Superconductivity is perhaps one of the most intriguing and heavily debated quantum phenomena in modern condensed matter physics. One, amongst the many, feature that makes it so is its ability to co-exist with many other quantum phases: like density-waves, magnets, and even rotational symmetry broken states: which is called the nematic state. Although the term originated in liquid crystals, more and more solid-state systems demonstrate such a state where the rotational symmetry is spontaneously broken (but not the translation one). Ruthenates, unconventional superconductors (Fe-based) are some of the well studied examples.
Over the years, Raman spectroscopy has positioned itself as an important tool to study symmetry breaking in quantum phases. It can not only detect the superconducting transition but also the nematic one. Further, in the more recent Fe-based superconductors, it has been demonstrated that superconductivity and nematicity can actually coexist and that there is a subtle interplay of these quantum phases. Each of these phases has its characteristic collective response. In this project, we wish to address the interplay of the two phases from the viewpoint of the collective modes in the respective states and study how the modes interact as the phases begin to coexist. Not only will this help us understand the coexistent-state better, but suggest new experiments that can identify the novel collective signatures arising from the interplay of the two orders.

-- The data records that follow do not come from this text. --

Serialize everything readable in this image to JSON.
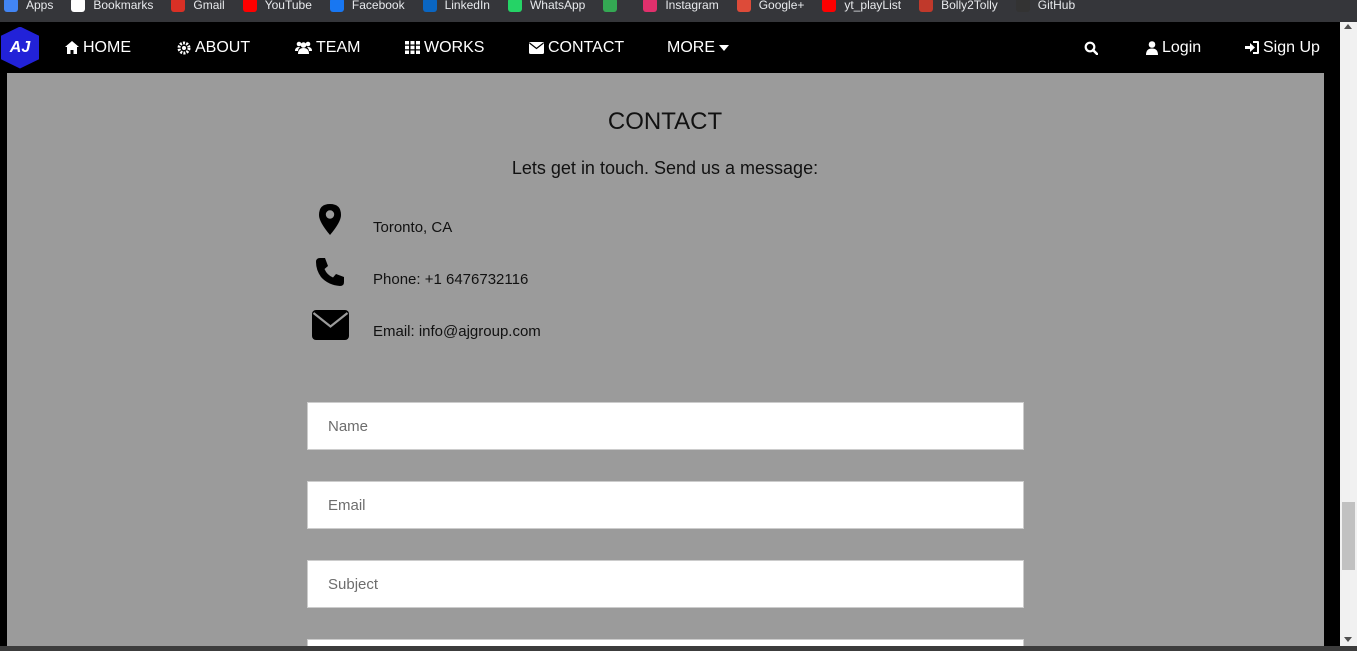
{
  "bookmarks": [
    {
      "label": "Apps",
      "icon": "apps-grid-icon",
      "color": "#4285f4"
    },
    {
      "label": "Bookmarks",
      "icon": "star-icon",
      "color": "#ffffff"
    },
    {
      "label": "Gmail",
      "icon": "gmail-icon",
      "color": "#d93025"
    },
    {
      "label": "YouTube",
      "icon": "youtube-icon",
      "color": "#ff0000"
    },
    {
      "label": "Facebook",
      "icon": "facebook-icon",
      "color": "#1877f2"
    },
    {
      "label": "LinkedIn",
      "icon": "linkedin-icon",
      "color": "#0a66c2"
    },
    {
      "label": "WhatsApp",
      "icon": "whatsapp-icon",
      "color": "#25d366"
    },
    {
      "label": "",
      "icon": "bolt-icon",
      "color": "#34a853"
    },
    {
      "label": "Instagram",
      "icon": "instagram-icon",
      "color": "#e1306c"
    },
    {
      "label": "Google+",
      "icon": "google-plus-icon",
      "color": "#dd4b39"
    },
    {
      "label": "yt_playList",
      "icon": "youtube-icon",
      "color": "#ff0000"
    },
    {
      "label": "Bolly2Tolly",
      "icon": "bolly-icon",
      "color": "#c0392b"
    },
    {
      "label": "GitHub",
      "icon": "github-icon",
      "color": "#333333"
    }
  ],
  "nav": {
    "logo_text": "AJ",
    "home": "HOME",
    "about": "ABOUT",
    "team": "TEAM",
    "works": "WORKS",
    "contact": "CONTACT",
    "more": "MORE",
    "login": "Login",
    "signup": "Sign Up"
  },
  "contact": {
    "title": "CONTACT",
    "subtitle": "Lets get in touch. Send us a message:",
    "location": "Toronto, CA",
    "phone": "Phone: +1 6476732116",
    "email": "Email: info@ajgroup.com"
  },
  "form": {
    "name_placeholder": "Name",
    "email_placeholder": "Email",
    "subject_placeholder": "Subject"
  },
  "colors": {
    "navbar": "#000000",
    "page_bg": "#9b9b9b",
    "logo": "#2222d8"
  }
}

Our group has developed techniques to study the collective response of unconventional superconductors, in general, and also understand their Raman spectroscopy signature. We wish to extend such techniques to include the nematic state. The main challenge involves including new interaction matrix elements in the coexistent problem. While the machinery already exists, we need motivated individuals who will tailor it to this specific problem.
Quantum and Solid state physics, familiarity with superconductivity, Familiarity with programming (C, MATLAB, Mathematica, Python).
Successful applicants will be offered financial packages consisting of RA, TA and various awards of at least 20,000 CAD per year (often more), for 4 years (PhD) or 2 years (MSc). International students will be offered tuition remissions or other awards to compensate for the international tuition fees.
Concordia Department of Physics is a growing department in a university with rapidly increasing rating. We offer research-based MSc and PhD programs. Our faculty members conduct research in the areas of Condensed Matter Physics (theoretical and experimental), Molecular Biophysics, Medical Physics / Imaging, Photonics, Theoretical High Energy Physics, Computational Physics and Physics Education.